First published May 20, 2010 in Mediapost’s Search Insider
What the hell is happening? Everything is changing, and it’s changing much too quickly. We keep hearing that the game has changed, that nothing we knew before is still applicable. Ironically, I’m seeing a different trend. I’m seeing a need to return to our roots. But it’s hard to see the truth of that through the technological maze we’re currently stumbling through.
There is a reason companies exist. Somewhere at their core, there is something that sets them apart. There was a reason, back in the misty recesses of their corporate history, why the founders thought they could actually make a buck at this. The older the company, the further it is from the original spark that gave birth to a new entity, but it still lies somewhere.
To Look Forward, Look Back
As companies struggle to adapt to the digital marketplace, they tend to look forward, which is a really scary view of things. Everything is uncharted, unknowable and uncertain. There is a sense that we don’t know what lurks around the next corner. This also makes it seem that it’s imperative to figure out what’s changed. “What,” I hear repeatedly, “is the thing I need to know about how the world is changing?” The answer, I suspect, is not so much what you need to know, but what you may have forgotten because you were distracted by the onslaught of change.
Let me get less cryptic. There is a company that sells technical innovation. It has been doing this for over a century. That original spark, way back when, was to take its understanding of its core technologies and apply them in new ways to solve customer problems. The entire company was built around that core.
Bigger was Better…
Today, the company is struggling with change. The marketplace is shifting. It seems that it must be time to grasp onto something new. At the very least, the company must be open to trying many new things, and trying them quickly. Like many manufacturers, over time those direct ties to the ultimate consumer of their products have had more and more links forcefully jammed into the supply chain, leaving the manufacturer several steps removed. Size and success used to dictate the creation of a distribution network, because physical proximity to the customer was required. Technology is sending that requirement into oblivion, industry by industry. At a minimum, it’s severely altering the importance of the middle links in the chain. Technology is allowing customers to get closer to manufacturers, and vice versa.
This is certainly a change in the way the company has done business over the past few decades, but if we look further back, the company gets back on familiar ground. Technology is bringing it closer to that original founding spark, and I have to believe that’s a good thing. This company became successful by having discussions on the shop floor with the people that were doing the job and struggling with a problem. They identified the need because they could see it. It was right in front of their nose. Innovation came from observation. The spark of success was alive and well and could be found in that small gap between the company and the customer. The 20th century need for infrastructural support stretched the gap, forcing the spark of innovation to become systemic and scalable. And in that, something important was lost.

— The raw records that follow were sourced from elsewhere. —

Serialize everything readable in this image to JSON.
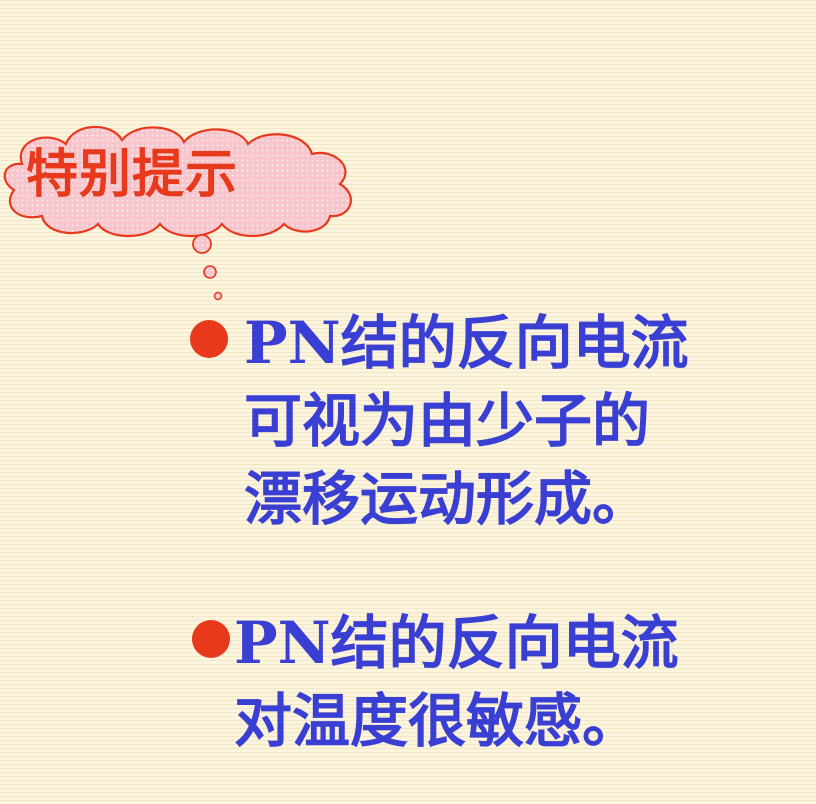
{
  "callout": {
    "title": "特别提示",
    "colors": {
      "title": "#e8391c",
      "fill": "#f6c6cc",
      "outline": "#e8391c"
    }
  },
  "tips": [
    {
      "lead": "PN",
      "lines": [
        "结的反向电流",
        "可视为由少子的",
        "漂移运动形成。"
      ]
    },
    {
      "lead": "PN",
      "lines": [
        "结的反向电流",
        "对温度很敏感。"
      ]
    }
  ],
  "colors": {
    "bullet": "#e8391c",
    "text": "#3a3fd4",
    "background": "#fcf4dc"
  }
}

…But it’s a More Intimate World Now.
But technology is closing the gap once again. And, in the process, as it brings the potential to relight all those sparks, it’s also bringing the opportunity to have those shop-room-floor discussions in millions of locations simultaneously. If the company looks back to the core reason it exists, and understands why that’s important to customers, it will know what to do with technology. The answer isn’t in the sea of change that’s descending on it – but from remembering why the company’s founders decided this was something worthwhile, something that would make it worth coming to work each day, and turbo-charging that purpose with technology.